Is it correct to say that the current flowing through a given resistor remains constant even if another resistor is connected in parallel with it, assuming a source of constant EMF and no other components in the circuit?

My attempt: Consider two resistor of resistances $$R_1$$ and $$R_2$$. Initially, $$I = \frac V{R_1}$$

After connecting, let $$I$$ be the total current and $$I_1$$ and $$I_2$$ the currents through the individual resistances.

$$I = \frac {V(R_1 + R_2)}{R_1R_2}$$

$$I_1 = \frac{IR_2}{R_1 + R_2} = \frac{V}{R_1}$$

Somehow this dosen't seem correct to me.

• Think of the voltage $V$ over the resistor. Does that change when another one is added? – Steeven Jun 18 '17 at 12:31

Is it correct to say that the current flowing through a given resistor remains constant even if another resistor is connected in parallel with it, assuming a source of constant EMF and no other components in the circuit?

Yes and you've showed that using KCL and then current division. But, as a comment points out, the result follows simply from your problem statement.

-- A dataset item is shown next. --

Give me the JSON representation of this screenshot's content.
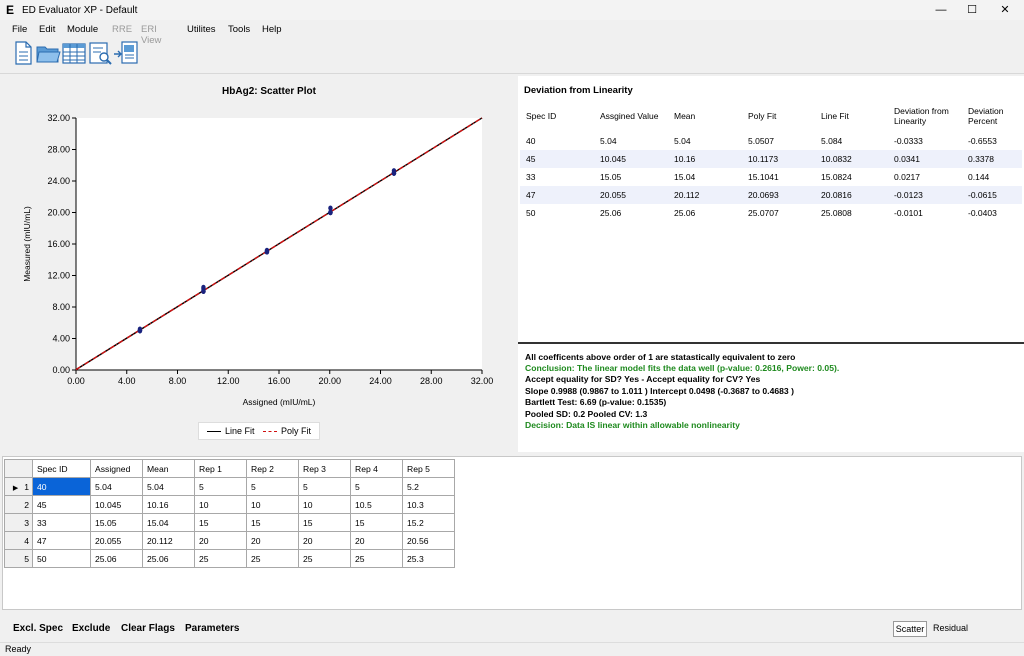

(1) the resistors are connected in parallel which means they have the same voltage across

(2) there is a voltage source across the parallel resistors and no other components in the circuit so the voltage across either resistor is $V$, the terminal voltage of the voltage source

(3) the voltage produced by the voltage source is constant

That's really all there is to it. Since the terminal voltage of the voltage source is constant, adding yet another resistor in parallel does not change $V$; $V$ is independent of the total current.

By Ohm's law, the current through the resistor is the voltage across divided by the resistance.

Thus,

$$I_n = \frac{V}{R_n},\qquad V\; \mathrm{constant}$$

Yes you are correct in saying that "In the given situation, current flowing through a given resistor remains constant even if another resistor is connected in parallel with it". Because Ohm's Law says that current through a resistor depends only on the voltage across itself and its own resistance. When you have connected two resistors in parallel with a constant EMF source of potential difference V, then voltage across each resistor is V and so by Ohm's Law individual currents will be V/R1 and V/R2. When you remove R2 from the circuit, still the potential difference across R1 is V, hence by Ohm's Law current through it will be V/R1. But notice that total current changes when you remove or add a parallel resistor. Emf source has to provide the current to all the resistors. The power delivered by the EMF source also changes when you add or remove a parallel resistor.